Thank you, Mr President, for hosting me today, and for your very warm welcome to Nairobi.
I’m delighted to be paying my first visit to Kenya – and indeed the first by a British Prime Minister for 30 years.
Like the many thousands of British tourists who come here every year, I will take away unforgettable memories of this country’s vibrancy and its beauty.
Kenya holds a special place in the hearts of the British people and our countries share, as you have said, a long history that has left us deeply connected to one another.
Indeed, it was here that our monarch learned she would become Queen.
But the relationship we hold is about much more than those deep historical ties.
And today we have looked to the future and to a renewed partnership that will unlock the incredible potential of the next generation to benefit both our countries.

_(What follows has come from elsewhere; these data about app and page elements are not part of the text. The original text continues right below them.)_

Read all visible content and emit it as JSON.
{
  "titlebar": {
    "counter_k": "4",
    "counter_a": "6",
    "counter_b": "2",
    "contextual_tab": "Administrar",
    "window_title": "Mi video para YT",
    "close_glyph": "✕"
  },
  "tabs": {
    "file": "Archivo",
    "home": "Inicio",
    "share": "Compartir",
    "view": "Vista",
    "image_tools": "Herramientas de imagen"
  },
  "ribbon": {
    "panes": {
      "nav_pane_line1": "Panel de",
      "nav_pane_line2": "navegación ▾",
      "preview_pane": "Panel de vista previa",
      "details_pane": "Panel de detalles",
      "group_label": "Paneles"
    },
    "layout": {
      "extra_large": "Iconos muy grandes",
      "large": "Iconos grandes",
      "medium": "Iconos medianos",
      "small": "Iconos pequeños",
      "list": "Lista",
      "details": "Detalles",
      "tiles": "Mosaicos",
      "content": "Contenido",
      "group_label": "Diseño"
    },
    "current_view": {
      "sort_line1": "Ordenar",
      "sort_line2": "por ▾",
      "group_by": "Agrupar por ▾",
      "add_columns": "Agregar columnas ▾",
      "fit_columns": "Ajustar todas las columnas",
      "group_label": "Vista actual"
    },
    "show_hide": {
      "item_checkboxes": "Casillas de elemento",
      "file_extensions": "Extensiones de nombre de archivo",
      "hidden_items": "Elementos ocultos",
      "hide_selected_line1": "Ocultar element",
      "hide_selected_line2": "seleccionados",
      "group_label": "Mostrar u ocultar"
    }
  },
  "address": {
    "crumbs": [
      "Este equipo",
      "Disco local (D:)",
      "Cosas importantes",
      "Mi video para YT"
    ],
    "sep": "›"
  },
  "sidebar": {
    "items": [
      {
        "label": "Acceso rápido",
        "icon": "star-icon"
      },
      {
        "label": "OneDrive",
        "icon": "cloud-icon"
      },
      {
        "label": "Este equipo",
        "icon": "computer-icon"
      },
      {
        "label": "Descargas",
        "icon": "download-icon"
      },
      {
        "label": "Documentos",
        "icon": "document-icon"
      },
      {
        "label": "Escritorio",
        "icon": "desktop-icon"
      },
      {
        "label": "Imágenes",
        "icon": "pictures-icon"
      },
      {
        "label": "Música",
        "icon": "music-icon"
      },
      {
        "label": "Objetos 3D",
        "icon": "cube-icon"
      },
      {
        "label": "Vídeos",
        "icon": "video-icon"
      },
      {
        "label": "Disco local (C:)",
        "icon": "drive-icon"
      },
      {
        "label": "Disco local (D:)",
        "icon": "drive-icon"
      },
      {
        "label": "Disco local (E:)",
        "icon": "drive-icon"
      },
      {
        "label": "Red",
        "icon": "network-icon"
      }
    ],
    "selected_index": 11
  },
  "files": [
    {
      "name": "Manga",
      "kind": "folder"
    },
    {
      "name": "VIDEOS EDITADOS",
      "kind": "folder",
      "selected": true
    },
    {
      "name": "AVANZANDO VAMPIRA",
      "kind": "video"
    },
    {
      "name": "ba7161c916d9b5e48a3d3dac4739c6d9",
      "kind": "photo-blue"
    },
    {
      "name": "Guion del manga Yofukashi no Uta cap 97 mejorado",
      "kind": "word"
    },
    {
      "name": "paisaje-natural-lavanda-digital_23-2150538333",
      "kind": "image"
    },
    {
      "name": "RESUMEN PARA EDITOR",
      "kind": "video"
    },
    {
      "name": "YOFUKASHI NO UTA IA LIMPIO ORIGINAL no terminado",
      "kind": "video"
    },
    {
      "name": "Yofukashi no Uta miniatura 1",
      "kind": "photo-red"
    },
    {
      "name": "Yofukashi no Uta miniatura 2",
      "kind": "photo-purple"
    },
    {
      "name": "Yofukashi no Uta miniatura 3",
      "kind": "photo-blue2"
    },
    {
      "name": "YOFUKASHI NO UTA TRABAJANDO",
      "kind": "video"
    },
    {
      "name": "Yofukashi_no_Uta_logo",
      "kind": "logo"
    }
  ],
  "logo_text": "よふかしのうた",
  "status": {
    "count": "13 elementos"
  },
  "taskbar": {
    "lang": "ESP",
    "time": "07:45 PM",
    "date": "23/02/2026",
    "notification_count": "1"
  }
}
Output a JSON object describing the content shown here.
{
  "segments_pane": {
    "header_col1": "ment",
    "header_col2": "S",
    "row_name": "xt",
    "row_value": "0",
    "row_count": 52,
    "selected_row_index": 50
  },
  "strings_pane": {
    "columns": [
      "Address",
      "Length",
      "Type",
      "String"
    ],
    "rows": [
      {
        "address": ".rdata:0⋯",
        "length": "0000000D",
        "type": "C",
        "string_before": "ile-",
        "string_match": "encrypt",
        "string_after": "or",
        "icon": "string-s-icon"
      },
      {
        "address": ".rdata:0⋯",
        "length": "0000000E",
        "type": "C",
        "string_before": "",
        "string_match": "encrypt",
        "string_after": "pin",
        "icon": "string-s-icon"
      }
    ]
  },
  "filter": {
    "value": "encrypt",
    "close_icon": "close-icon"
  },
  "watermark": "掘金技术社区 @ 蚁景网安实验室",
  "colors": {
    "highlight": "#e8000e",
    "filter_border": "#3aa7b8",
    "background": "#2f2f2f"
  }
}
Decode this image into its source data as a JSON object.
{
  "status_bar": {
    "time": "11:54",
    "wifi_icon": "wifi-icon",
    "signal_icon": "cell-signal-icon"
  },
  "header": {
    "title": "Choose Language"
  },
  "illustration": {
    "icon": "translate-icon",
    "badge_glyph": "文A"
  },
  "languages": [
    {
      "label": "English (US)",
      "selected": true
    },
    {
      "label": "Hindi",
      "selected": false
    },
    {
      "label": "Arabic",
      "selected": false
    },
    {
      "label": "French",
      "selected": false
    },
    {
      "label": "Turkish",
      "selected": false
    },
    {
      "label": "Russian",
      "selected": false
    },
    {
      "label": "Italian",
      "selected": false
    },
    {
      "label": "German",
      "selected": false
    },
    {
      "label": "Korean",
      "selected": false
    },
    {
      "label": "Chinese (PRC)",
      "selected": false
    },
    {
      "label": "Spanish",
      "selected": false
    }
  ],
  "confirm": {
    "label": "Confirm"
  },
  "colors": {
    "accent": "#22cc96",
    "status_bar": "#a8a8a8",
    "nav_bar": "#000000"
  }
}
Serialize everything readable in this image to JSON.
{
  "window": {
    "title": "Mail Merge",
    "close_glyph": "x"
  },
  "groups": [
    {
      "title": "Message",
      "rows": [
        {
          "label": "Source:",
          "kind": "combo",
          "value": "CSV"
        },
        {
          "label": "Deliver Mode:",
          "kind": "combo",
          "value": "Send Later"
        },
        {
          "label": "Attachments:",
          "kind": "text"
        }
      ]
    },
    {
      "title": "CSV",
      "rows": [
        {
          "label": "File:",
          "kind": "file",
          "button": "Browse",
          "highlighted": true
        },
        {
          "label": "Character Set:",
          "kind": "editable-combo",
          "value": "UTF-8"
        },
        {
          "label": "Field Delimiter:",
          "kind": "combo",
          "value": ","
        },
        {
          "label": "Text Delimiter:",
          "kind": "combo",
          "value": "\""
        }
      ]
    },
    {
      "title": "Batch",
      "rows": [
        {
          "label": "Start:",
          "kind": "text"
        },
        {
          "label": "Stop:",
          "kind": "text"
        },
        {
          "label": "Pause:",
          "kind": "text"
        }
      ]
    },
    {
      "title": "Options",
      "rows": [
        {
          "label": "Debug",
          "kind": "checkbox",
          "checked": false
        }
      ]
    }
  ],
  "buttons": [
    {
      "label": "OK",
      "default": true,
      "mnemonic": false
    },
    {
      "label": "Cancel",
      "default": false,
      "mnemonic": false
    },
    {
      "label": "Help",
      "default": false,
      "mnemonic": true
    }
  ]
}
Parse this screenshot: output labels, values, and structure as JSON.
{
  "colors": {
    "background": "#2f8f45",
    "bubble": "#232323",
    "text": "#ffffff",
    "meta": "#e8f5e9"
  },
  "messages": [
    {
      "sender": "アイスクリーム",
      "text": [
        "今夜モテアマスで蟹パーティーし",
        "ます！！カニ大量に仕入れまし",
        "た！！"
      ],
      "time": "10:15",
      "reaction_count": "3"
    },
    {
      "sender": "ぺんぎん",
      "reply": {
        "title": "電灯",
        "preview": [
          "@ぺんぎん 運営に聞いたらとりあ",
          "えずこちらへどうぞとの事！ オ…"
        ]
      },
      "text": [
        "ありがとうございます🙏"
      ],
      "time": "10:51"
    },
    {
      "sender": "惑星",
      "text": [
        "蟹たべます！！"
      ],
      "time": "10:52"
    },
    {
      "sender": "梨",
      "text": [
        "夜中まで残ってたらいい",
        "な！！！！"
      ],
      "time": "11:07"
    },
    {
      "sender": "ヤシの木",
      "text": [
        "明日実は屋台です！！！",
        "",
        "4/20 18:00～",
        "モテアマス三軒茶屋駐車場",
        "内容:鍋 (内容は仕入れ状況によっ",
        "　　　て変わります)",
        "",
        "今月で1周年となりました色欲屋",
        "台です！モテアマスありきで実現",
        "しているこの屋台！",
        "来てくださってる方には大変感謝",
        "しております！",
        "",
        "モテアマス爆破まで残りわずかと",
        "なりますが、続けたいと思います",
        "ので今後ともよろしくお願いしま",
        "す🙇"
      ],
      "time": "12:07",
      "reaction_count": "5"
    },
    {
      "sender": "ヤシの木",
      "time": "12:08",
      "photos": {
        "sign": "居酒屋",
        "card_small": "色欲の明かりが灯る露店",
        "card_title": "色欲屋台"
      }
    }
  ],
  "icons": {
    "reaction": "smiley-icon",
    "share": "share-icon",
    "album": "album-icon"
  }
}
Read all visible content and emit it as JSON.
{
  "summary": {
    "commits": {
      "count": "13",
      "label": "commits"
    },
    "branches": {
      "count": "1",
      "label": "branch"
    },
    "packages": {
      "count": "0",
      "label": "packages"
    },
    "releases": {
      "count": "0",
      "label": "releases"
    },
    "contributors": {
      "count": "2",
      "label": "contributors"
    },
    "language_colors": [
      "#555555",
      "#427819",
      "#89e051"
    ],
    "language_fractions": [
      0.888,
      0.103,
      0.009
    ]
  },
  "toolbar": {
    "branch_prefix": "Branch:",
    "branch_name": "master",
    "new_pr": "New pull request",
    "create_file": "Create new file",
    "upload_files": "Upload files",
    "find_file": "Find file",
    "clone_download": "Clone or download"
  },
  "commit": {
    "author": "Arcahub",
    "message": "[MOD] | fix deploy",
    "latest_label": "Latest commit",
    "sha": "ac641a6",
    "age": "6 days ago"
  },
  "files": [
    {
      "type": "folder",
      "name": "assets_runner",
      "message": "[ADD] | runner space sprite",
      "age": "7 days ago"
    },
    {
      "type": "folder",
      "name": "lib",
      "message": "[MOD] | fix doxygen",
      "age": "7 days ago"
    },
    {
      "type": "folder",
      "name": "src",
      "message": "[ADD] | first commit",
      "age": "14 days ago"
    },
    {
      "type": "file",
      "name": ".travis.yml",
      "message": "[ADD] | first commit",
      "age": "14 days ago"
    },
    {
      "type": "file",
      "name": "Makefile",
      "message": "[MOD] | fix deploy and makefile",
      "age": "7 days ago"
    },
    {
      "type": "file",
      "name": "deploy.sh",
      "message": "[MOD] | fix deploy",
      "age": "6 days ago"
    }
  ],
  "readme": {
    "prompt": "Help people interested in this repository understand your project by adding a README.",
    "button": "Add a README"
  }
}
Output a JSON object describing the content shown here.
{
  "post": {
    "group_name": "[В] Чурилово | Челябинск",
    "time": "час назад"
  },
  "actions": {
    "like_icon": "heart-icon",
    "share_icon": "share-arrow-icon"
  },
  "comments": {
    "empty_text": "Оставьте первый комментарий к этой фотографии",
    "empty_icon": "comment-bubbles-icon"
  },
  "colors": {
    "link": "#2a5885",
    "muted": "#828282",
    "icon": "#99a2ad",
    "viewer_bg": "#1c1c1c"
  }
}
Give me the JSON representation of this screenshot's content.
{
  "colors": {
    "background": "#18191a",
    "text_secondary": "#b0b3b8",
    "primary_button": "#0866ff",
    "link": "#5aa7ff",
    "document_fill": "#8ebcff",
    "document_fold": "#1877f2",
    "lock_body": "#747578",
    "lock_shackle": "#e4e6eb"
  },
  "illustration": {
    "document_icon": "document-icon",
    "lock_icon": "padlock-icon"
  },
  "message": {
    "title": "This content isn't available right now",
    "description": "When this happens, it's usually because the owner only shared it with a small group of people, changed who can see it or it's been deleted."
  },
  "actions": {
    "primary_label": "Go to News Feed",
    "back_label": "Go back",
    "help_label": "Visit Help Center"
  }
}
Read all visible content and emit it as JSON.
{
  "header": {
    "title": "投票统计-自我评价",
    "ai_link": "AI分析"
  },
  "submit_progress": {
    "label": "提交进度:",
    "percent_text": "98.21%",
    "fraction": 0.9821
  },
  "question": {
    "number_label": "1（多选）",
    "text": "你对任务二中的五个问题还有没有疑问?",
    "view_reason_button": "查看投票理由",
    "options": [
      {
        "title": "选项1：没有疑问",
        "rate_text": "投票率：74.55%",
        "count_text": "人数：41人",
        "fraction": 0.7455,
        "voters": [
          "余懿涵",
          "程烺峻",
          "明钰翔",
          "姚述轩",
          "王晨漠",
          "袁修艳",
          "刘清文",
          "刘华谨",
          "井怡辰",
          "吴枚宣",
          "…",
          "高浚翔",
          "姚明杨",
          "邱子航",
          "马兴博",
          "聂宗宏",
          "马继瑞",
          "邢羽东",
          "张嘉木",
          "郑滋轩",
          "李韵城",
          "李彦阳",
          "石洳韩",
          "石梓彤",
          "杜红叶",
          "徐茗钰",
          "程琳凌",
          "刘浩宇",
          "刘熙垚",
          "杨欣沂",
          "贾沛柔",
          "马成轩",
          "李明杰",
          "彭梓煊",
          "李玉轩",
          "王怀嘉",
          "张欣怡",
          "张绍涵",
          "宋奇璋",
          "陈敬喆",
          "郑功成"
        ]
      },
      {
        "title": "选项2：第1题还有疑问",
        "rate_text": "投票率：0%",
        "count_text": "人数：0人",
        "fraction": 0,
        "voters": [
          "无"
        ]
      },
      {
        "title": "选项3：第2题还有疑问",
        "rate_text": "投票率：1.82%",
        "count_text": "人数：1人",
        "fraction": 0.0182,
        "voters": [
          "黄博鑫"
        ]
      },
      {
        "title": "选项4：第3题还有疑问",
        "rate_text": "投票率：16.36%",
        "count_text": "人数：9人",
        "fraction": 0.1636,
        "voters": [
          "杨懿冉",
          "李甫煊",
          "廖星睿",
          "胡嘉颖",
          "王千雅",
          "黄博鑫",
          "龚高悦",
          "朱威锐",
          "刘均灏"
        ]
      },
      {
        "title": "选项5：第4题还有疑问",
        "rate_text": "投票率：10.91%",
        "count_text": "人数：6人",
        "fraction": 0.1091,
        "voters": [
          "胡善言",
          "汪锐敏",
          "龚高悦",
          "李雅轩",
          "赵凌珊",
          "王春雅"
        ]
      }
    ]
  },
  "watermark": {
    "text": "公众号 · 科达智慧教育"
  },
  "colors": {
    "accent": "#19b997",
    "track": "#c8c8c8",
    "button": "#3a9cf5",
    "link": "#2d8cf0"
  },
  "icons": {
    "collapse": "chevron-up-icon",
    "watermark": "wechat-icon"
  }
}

And we have agreed to build on the strong foundations of our relationship as we step up our cooperation to secure the prosperity and security that our people need and deserve.
We discussed today how the UK can work with you as you take forward your Big 4 agenda to transform Kenya – aligning our expertise, our investment and our aid behind that vision.
The UK is already the largest foreign investor in Kenya and I have set out this week our ambition to be the G7’s number one investor in Africa by 2022.
So as Britain prepares to leave the European Union we are committed to a smooth transition that ensures continuity in our trading relationship with Kenya, ensuring Kenya retains its duty-free, quota-free access to the UK market. And to building on our strong trade and investment ties to create even more opportunities for our businesses and for our consumers.
Mr President, yours is a country of huge opportunity, in a continent of dynamic young people who have the potential to play a transformative role in driving Africa’s growth in the years ahead.
Together we will make sure the next generation of energetic, ambitious Kenyans can get good, well-paid jobs so they can contribute to Kenya’s long-term prosperity. That’s not just good for Kenya, it’s good for the UK too.
And we’ll work with you and with governments across Africa to make sure your young people have the skills that businesses on the continent need to drive economic growth.
This is a partnership for opportunity but it’s also a partnership for our shared security and stability.
And today we discussed the work we’re doing together to make both our countries – and the world – more secure. Already, British terrorists and child abusers are in UK jails because of our cooperation.
This afternoon we have signed a new compact that will see us expand our joint work on security even further.
The UK is no longer just training our own military in Kenya, but training with Kenyans to promote stability in East Africa and beyond and to build the continent’s capacity to overcome its own challenges and deliver its own security.
Later today I will see our militaries training together in the techniques to identify and destroy improvised explosive devices.
The UK continues to support the commitment of the brave Kenyan soldiers fighting in Somalia against Al Shabaab. And I will announce a new package of funding to support the African Union mission in Somalia.
Mr President, I was glad to hear you call for a transition from peacekeepers to stronger Somali security forces. This is what the UK wants too, and as we work towards this we are leading international efforts to ensure AMISOM has the funding it needs to support its vital battle against terror.
We also spoke about the pernicious effects of corruption in Kenya. And I welcome the commitment you have made to drive this vice from your country, and we stand with you in this fight.
And today, as you’ve said, we signed an agreement to ensure that any proceeds of corruption in Kenya that end up in the UK will be given back to the Kenyan people and spent for their benefit.
I also welcome, Mr President, your commitment to political reconciliation in this country. The UK stands ready to support an inclusive Building Bridges process as you work to further strengthen your democracy and your institutions.
Mr President, as I conclude my visit this week to some of the UK’s most important African partners I have reflected on the role my country can play in partnership with this vibrant continent in the future.
As I have said this week, I want to ensure that the UK’s relationship with Kenya and with Africa is more and more about private investment, about doing business and making the most of commercial opportunities together.
Here, as elsewhere in the continent, we are using our aid and our investment partnerships to lift countries out of poverty, spread stability, and create jobs and prosperity for the future.
The UK and Kenya are two strong, diverse countries. We are partners in the Commonwealth, and global hubs – open to the world.
We thrive because of the entrepreneurship and innovation of our people, the strength of our democracies and our shared values.
Our cooperation today makes our people safer, more prosperous and more secure – here in Kenya, and in the UK.
Mr President, I will leave Nairobi excited by the huge opportunities of Kenya and of this continent. And I look forward to working with you in the years ahead for the benefit of both our countries.